**Problem description**
What is needed is an exact copy of the listing, with no pictures in it.

**Given data**
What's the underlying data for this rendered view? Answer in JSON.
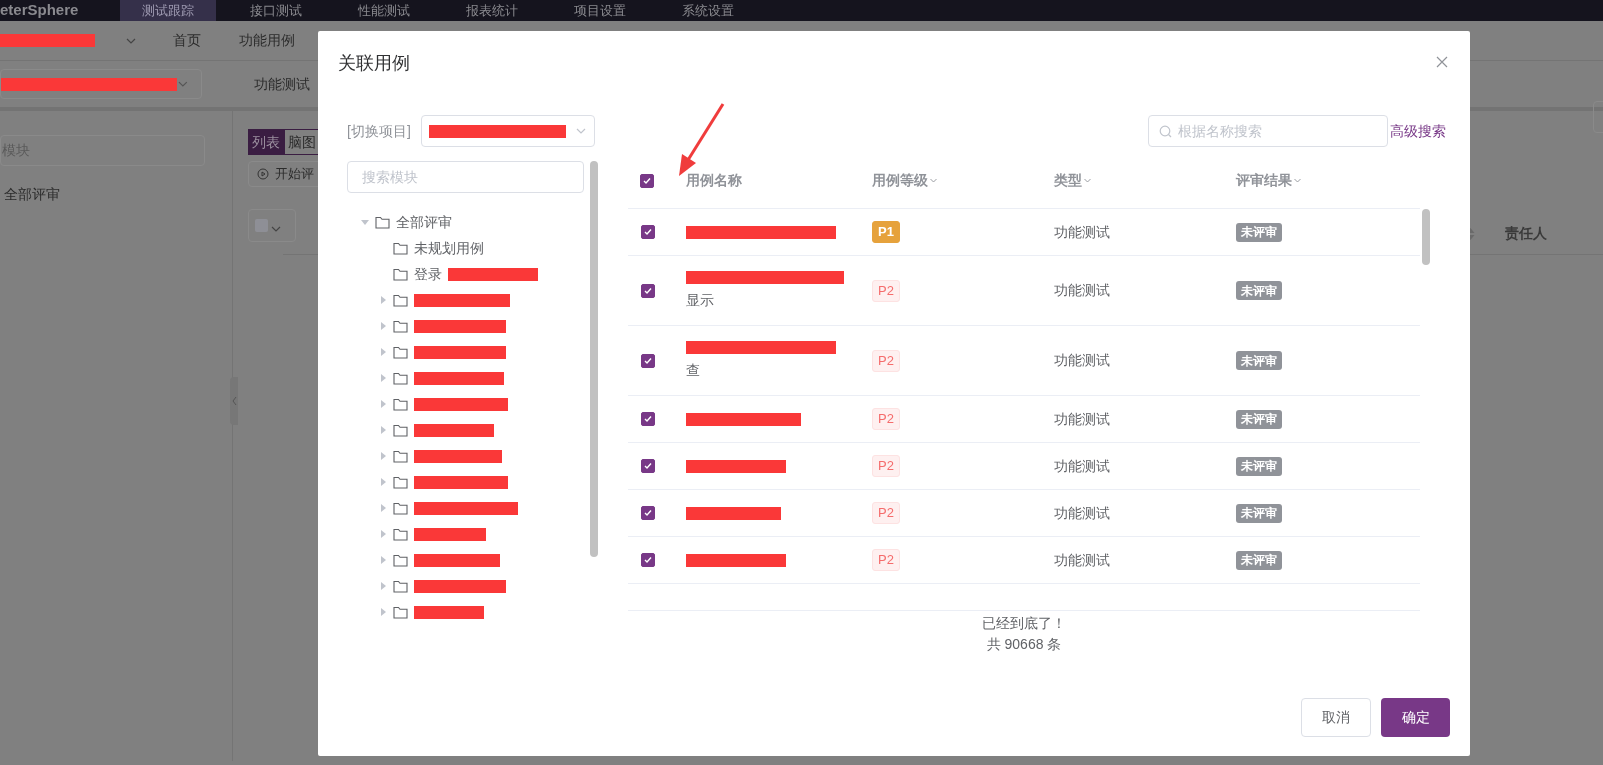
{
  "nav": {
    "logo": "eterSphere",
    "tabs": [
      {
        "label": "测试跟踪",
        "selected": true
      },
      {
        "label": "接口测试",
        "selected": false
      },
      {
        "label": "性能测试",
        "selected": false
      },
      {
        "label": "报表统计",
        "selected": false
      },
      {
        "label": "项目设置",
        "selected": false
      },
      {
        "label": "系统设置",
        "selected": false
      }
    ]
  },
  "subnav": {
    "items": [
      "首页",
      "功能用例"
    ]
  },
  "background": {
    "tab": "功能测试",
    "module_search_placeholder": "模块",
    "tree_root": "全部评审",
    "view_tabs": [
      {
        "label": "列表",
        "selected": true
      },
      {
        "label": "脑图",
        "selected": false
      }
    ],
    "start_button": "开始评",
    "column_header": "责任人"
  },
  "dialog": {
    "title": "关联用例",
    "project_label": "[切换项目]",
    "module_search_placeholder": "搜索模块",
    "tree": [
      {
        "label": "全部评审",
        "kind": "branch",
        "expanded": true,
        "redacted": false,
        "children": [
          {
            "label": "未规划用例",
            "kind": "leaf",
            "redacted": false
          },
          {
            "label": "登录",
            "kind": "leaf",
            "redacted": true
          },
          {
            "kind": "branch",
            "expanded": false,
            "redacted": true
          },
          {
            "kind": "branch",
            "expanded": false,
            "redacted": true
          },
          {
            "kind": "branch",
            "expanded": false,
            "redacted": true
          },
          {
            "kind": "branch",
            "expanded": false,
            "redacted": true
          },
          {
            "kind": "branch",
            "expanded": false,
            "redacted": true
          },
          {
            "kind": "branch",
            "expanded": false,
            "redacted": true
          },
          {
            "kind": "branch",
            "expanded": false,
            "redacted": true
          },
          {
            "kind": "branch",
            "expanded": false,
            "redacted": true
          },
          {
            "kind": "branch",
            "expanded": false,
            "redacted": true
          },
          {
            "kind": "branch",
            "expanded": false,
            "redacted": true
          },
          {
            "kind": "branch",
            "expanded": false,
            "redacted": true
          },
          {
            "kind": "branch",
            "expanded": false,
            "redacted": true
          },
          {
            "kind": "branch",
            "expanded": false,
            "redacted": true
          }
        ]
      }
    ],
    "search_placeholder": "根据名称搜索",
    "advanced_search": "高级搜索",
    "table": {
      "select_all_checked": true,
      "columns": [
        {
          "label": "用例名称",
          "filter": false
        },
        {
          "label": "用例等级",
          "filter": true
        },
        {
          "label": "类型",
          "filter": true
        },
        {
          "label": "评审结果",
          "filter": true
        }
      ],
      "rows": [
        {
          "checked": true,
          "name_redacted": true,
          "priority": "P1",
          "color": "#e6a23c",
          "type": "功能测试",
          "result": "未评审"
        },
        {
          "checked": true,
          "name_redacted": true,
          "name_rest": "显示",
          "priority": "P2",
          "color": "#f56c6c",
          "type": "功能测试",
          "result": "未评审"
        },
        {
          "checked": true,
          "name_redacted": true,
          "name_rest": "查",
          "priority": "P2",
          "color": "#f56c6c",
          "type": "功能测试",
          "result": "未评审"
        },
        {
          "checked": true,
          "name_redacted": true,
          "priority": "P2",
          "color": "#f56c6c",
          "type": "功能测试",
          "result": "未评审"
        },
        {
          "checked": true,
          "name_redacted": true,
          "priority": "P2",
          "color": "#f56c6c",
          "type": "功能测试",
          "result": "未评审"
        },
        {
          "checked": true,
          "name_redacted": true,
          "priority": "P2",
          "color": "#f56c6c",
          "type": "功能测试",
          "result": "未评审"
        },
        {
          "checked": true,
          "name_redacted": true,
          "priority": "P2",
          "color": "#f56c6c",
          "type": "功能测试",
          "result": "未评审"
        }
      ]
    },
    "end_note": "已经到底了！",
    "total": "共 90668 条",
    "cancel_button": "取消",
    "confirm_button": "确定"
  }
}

**Result**
What's the underlying data for this rendered view? Answer in JSON.
{
  "nav": {
    "logo": "eterSphere",
    "tabs": [
      {
        "label": "测试跟踪",
        "selected": true
      },
      {
        "label": "接口测试",
        "selected": false
      },
      {
        "label": "性能测试",
        "selected": false
      },
      {
        "label": "报表统计",
        "selected": false
      },
      {
        "label": "项目设置",
        "selected": false
      },
      {
        "label": "系统设置",
        "selected": false
      }
    ]
  },
  "subnav": {
    "items": [
      "首页",
      "功能用例"
    ]
  },
  "background": {
    "tab": "功能测试",
    "module_search_placeholder": "模块",
    "tree_root": "全部评审",
    "view_tabs": [
      {
        "label": "列表",
        "selected": true
      },
      {
        "label": "脑图",
        "selected": false
      }
    ],
    "start_button": "开始评",
    "column_header": "责任人"
  },
  "dialog": {
    "title": "关联用例",
    "project_label": "[切换项目]",
    "module_search_placeholder": "搜索模块",
    "tree": [
      {
        "label": "全部评审",
        "kind": "branch",
        "expanded": true,
        "redacted": false,
        "children": [
          {
            "label": "未规划用例",
            "kind": "leaf",
            "redacted": false
          },
          {
            "label": "登录",
            "kind": "leaf",
            "redacted": true
          },
          {
            "kind": "branch",
            "expanded": false,
            "redacted": true
          },
          {
            "kind": "branch",
            "expanded": false,
            "redacted": true
          },
          {
            "kind": "branch",
            "expanded": false,
            "redacted": true
          },
          {
            "kind": "branch",
            "expanded": false,
            "redacted": true
          },
          {
            "kind": "branch",
            "expanded": false,
            "redacted": true
          },
          {
            "kind": "branch",
            "expanded": false,
            "redacted": true
          },
          {
            "kind": "branch",
            "expanded": false,
            "redacted": true
          },
          {
            "kind": "branch",
            "expanded": false,
            "redacted": true
          },
          {
            "kind": "branch",
            "expanded": false,
            "redacted": true
          },
          {
            "kind": "branch",
            "expanded": false,
            "redacted": true
          },
          {
            "kind": "branch",
            "expanded": false,
            "redacted": true
          },
          {
            "kind": "branch",
            "expanded": false,
            "redacted": true
          },
          {
            "kind": "branch",
            "expanded": false,
            "redacted": true
          }
        ]
      }
    ],
    "search_placeholder": "根据名称搜索",
    "advanced_search": "高级搜索",
    "table": {
      "select_all_checked": true,
      "columns": [
        {
          "label": "用例名称",
          "filter": false
        },
        {
          "label": "用例等级",
          "filter": true
        },
        {
          "label": "类型",
          "filter": true
        },
        {
          "label": "评审结果",
          "filter": true
        }
      ],
      "rows": [
        {
          "checked": true,
          "name_redacted": true,
          "priority": "P1",
          "color": "#e6a23c",
          "type": "功能测试",
          "result": "未评审"
        },
        {
          "checked": true,
          "name_redacted": true,
          "name_rest": "显示",
          "priority": "P2",
          "color": "#f56c6c",
          "type": "功能测试",
          "result": "未评审"
        },
        {
          "checked": true,
          "name_redacted": true,
          "name_rest": "查",
          "priority": "P2",
          "color": "#f56c6c",
          "type": "功能测试",
          "result": "未评审"
        },
        {
          "checked": true,
          "name_redacted": true,
          "priority": "P2",
          "color": "#f56c6c",
          "type": "功能测试",
          "result": "未评审"
        },
        {
          "checked": true,
          "name_redacted": true,
          "priority": "P2",
          "color": "#f56c6c",
          "type": "功能测试",
          "result": "未评审"
        },
        {
          "checked": true,
          "name_redacted": true,
          "priority": "P2",
          "color": "#f56c6c",
          "type": "功能测试",
          "result": "未评审"
        },
        {
          "checked": true,
          "name_redacted": true,
          "priority": "P2",
          "color": "#f56c6c",
          "type": "功能测试",
          "result": "未评审"
        }
      ]
    },
    "end_note": "已经到底了！",
    "total": "共 90668 条",
    "cancel_button": "取消",
    "confirm_button": "确定"
  }
}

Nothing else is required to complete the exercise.